Interface dataset entries
·····

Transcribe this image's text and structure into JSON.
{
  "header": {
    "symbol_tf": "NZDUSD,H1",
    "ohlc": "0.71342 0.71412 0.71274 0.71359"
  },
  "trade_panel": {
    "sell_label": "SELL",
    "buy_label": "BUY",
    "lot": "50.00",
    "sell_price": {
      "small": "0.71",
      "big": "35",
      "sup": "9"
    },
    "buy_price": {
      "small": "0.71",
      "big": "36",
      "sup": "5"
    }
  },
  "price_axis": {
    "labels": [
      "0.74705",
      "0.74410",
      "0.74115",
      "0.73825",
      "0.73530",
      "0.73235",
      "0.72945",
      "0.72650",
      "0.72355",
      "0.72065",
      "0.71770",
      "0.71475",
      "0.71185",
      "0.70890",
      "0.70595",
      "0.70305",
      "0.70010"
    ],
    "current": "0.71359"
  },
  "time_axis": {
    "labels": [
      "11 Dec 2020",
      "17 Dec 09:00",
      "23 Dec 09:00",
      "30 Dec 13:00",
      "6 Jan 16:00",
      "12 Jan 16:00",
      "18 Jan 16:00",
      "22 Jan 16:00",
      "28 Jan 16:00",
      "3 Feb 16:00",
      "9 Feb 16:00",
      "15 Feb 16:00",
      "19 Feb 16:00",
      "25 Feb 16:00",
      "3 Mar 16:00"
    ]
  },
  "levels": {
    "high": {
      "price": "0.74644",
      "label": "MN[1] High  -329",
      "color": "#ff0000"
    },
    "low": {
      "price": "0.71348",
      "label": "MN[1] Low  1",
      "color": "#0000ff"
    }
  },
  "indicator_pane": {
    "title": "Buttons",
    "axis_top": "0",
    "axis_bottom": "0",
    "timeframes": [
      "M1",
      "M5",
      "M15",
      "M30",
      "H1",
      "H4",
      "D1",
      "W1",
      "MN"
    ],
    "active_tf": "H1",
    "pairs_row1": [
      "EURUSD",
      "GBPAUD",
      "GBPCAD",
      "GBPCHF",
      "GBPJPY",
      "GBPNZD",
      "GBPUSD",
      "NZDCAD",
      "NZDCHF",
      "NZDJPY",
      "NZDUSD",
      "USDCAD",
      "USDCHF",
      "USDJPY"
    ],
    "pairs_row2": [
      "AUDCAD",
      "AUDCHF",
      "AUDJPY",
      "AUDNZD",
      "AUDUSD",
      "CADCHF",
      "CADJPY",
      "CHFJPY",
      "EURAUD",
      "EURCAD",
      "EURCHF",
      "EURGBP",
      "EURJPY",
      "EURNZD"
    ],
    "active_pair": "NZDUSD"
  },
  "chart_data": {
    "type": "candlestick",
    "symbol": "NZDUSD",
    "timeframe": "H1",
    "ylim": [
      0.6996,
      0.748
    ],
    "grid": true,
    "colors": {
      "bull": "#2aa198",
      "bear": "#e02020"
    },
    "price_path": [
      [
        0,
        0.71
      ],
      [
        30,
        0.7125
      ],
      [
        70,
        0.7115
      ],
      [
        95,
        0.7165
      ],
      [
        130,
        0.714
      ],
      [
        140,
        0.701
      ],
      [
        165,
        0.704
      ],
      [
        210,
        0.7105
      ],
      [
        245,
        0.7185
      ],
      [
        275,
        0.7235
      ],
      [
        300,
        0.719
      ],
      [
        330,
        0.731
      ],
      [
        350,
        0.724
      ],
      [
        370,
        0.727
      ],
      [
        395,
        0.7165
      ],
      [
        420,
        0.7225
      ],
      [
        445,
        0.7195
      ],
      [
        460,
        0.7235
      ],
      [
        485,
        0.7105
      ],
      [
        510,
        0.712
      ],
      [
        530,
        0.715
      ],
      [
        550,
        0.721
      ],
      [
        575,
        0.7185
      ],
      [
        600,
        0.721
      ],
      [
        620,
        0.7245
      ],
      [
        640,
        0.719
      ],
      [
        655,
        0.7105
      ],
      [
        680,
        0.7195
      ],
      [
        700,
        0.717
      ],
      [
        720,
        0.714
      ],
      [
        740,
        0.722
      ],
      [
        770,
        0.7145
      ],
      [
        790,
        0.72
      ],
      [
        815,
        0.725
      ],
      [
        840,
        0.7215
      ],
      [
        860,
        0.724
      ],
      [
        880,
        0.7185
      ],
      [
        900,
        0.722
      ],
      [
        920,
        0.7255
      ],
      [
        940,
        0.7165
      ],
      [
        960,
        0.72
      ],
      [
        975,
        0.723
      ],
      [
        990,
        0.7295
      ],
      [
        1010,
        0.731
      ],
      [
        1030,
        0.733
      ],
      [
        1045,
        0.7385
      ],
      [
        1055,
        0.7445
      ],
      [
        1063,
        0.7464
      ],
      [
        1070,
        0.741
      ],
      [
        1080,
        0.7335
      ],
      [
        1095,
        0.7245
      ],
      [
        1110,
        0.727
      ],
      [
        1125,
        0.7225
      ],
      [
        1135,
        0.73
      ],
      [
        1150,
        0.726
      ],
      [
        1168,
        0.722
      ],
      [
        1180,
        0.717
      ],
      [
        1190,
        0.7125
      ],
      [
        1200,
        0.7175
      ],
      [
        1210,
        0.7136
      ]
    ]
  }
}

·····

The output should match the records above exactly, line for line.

Transcribe this image's text and structure into JSON.
{
  "header": {
    "symbol_tf": "NZDUSD,H1",
    "ohlc": "0.71342 0.71412 0.71274 0.71359"
  },
  "trade_panel": {
    "sell_label": "SELL",
    "buy_label": "BUY",
    "lot": "50.00",
    "sell_price": {
      "small": "0.71",
      "big": "35",
      "sup": "9"
    },
    "buy_price": {
      "small": "0.71",
      "big": "36",
      "sup": "5"
    }
  },
  "price_axis": {
    "labels": [
      "0.74705",
      "0.74410",
      "0.74115",
      "0.73825",
      "0.73530",
      "0.73235",
      "0.72945",
      "0.72650",
      "0.72355",
      "0.72065",
      "0.71770",
      "0.71475",
      "0.71185",
      "0.70890",
      "0.70595",
      "0.70305",
      "0.70010"
    ],
    "current": "0.71359"
  },
  "time_axis": {
    "labels": [
      "11 Dec 2020",
      "17 Dec 09:00",
      "23 Dec 09:00",
      "30 Dec 13:00",
      "6 Jan 16:00",
      "12 Jan 16:00",
      "18 Jan 16:00",
      "22 Jan 16:00",
      "28 Jan 16:00",
      "3 Feb 16:00",
      "9 Feb 16:00",
      "15 Feb 16:00",
      "19 Feb 16:00",
      "25 Feb 16:00",
      "3 Mar 16:00"
    ]
  },
  "levels": {
    "high": {
      "price": "0.74644",
      "label": "MN[1] High  -329",
      "color": "#ff0000"
    },
    "low": {
      "price": "0.71348",
      "label": "MN[1] Low  1",
      "color": "#0000ff"
    }
  },
  "indicator_pane": {
    "title": "Buttons",
    "axis_top": "0",
    "axis_bottom": "0",
    "timeframes": [
      "M1",
      "M5",
      "M15",
      "M30",
      "H1",
      "H4",
      "D1",
      "W1",
      "MN"
    ],
    "active_tf": "H1",
    "pairs_row1": [
      "EURUSD",
      "GBPAUD",
      "GBPCAD",
      "GBPCHF",
      "GBPJPY",
      "GBPNZD",
      "GBPUSD",
      "NZDCAD",
      "NZDCHF",
      "NZDJPY",
      "NZDUSD",
      "USDCAD",
      "USDCHF",
      "USDJPY"
    ],
    "pairs_row2": [
      "AUDCAD",
      "AUDCHF",
      "AUDJPY",
      "AUDNZD",
      "AUDUSD",
      "CADCHF",
      "CADJPY",
      "CHFJPY",
      "EURAUD",
      "EURCAD",
      "EURCHF",
      "EURGBP",
      "EURJPY",
      "EURNZD"
    ],
    "active_pair": "NZDUSD"
  },
  "chart_data": {
    "type": "candlestick",
    "symbol": "NZDUSD",
    "timeframe": "H1",
    "ylim": [
      0.6996,
      0.748
    ],
    "grid": true,
    "colors": {
      "bull": "#2aa198",
      "bear": "#e02020"
    },
    "price_path": [
      [
        0,
        0.71
      ],
      [
        30,
        0.7125
      ],
      [
        70,
        0.7115
      ],
      [
        95,
        0.7165
      ],
      [
        130,
        0.714
      ],
      [
        140,
        0.701
      ],
      [
        165,
        0.704
      ],
      [
        210,
        0.7105
      ],
      [
        245,
        0.7185
      ],
      [
        275,
        0.7235
      ],
      [
        300,
        0.719
      ],
      [
        330,
        0.731
      ],
      [
        350,
        0.724
      ],
      [
        370,
        0.727
      ],
      [
        395,
        0.7165
      ],
      [
        420,
        0.7225
      ],
      [
        445,
        0.7195
      ],
      [
        460,
        0.7235
      ],
      [
        485,
        0.7105
      ],
      [
        510,
        0.712
      ],
      [
        530,
        0.715
      ],
      [
        550,
        0.721
      ],
      [
        575,
        0.7185
      ],
      [
        600,
        0.721
      ],
      [
        620,
        0.7245
      ],
      [
        640,
        0.719
      ],
      [
        655,
        0.7105
      ],
      [
        680,
        0.7195
      ],
      [
        700,
        0.717
      ],
      [
        720,
        0.714
      ],
      [
        740,
        0.722
      ],
      [
        770,
        0.7145
      ],
      [
        790,
        0.72
      ],
      [
        815,
        0.725
      ],
      [
        840,
        0.7215
      ],
      [
        860,
        0.724
      ],
      [
        880,
        0.7185
      ],
      [
        900,
        0.722
      ],
      [
        920,
        0.7255
      ],
      [
        940,
        0.7165
      ],
      [
        960,
        0.72
      ],
      [
        975,
        0.723
      ],
      [
        990,
        0.7295
      ],
      [
        1010,
        0.731
      ],
      [
        1030,
        0.733
      ],
      [
        1045,
        0.7385
      ],
      [
        1055,
        0.7445
      ],
      [
        1063,
        0.7464
      ],
      [
        1070,
        0.741
      ],
      [
        1080,
        0.7335
      ],
      [
        1095,
        0.7245
      ],
      [
        1110,
        0.727
      ],
      [
        1125,
        0.7225
      ],
      [
        1135,
        0.73
      ],
      [
        1150,
        0.726
      ],
      [
        1168,
        0.722
      ],
      [
        1180,
        0.717
      ],
      [
        1190,
        0.7125
      ],
      [
        1200,
        0.7175
      ],
      [
        1210,
        0.7136
      ]
    ]
  }
}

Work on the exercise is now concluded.